Personal appearance also plays a huge part in public speaking, especially in the aspect of deliveryOpens in new window. There is a basic standard for acceptable personal grooming in public speaking situations. That standard is the speaker’s dress should be appropriate to the occasion. If the occasion is a formal one, the speaker is expected to dress formally. If the occasion is casual, the speaker’s clothing should be less formal (Cindy Griffin, Invitation to Public Speaking).
A speaker who shows up at a formal occasion in a T-shirt and shorts not only displays a lack of audience analysis but is likely to lose credibility. Similarly, wearing formal business attire to speak at a casual gathering is also inappropriate. In short, be sure your clothing matches the style and tone of the occasion.
According to Cindy Griffin, “Another standard for appropriate grooming in public speaking situations is to wear attire that is neither too revealing nor too restricting. As fashions change, standards for acceptability change.
More than 100 years ago, displaying bare skin in public was considered very unacceptable. Today, the amount of bare skin or body that can be exposed or accentuated is stunning, and many celebrities accept awards and make speeches wearing almost nothing at all.
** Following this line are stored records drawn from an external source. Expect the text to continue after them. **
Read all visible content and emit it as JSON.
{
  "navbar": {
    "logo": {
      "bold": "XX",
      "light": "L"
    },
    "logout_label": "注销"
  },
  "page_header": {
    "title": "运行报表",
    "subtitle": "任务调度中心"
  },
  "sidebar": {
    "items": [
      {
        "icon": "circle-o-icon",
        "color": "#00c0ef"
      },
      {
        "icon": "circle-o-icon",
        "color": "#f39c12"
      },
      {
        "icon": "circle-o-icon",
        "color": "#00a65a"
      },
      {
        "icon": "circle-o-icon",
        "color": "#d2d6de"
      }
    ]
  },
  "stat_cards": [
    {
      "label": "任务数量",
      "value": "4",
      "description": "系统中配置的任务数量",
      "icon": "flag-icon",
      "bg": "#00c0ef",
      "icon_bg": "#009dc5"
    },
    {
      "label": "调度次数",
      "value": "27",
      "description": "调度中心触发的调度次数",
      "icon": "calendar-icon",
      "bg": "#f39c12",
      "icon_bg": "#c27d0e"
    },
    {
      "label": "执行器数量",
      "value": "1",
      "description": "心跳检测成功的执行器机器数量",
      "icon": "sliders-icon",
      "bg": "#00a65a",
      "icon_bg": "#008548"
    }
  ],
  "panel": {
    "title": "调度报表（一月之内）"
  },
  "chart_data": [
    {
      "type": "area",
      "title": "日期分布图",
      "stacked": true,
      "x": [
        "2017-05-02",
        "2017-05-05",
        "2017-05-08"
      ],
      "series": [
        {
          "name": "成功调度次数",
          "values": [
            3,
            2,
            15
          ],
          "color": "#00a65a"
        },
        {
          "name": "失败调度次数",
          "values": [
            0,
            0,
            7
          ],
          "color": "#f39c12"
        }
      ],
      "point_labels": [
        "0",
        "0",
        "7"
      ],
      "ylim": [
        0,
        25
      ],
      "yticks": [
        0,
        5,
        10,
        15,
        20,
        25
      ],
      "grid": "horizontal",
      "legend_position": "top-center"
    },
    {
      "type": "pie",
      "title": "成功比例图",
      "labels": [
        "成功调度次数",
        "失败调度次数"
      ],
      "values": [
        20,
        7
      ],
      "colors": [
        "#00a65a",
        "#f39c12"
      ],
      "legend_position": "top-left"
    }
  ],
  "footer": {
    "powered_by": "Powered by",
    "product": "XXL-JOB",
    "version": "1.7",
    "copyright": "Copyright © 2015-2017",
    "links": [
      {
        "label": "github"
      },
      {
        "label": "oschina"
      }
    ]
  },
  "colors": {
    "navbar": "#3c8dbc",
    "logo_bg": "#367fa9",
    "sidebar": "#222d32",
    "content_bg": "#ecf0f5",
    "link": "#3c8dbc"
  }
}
Because most of us aren’t a movie star or a pop star, when giving a speech in public, we want the audience to listen to our message and not be distracted by our appearance. Dressing simply and tastefully does more than help your audience pay attention to your message. It helps us move about comfortably and freely as we deliver our message”.
Personal appearance is a complex combination of social norms, cultural and generational influences, and personal style.
Your personal appearance should match your communicative objective, which is to have your words and ideas taken seriously by the audience.
Delivery begins the moment the audience sees you, so pay careful attention to your personal appearance and present yourself appropriately for the occasion at which you are speaking.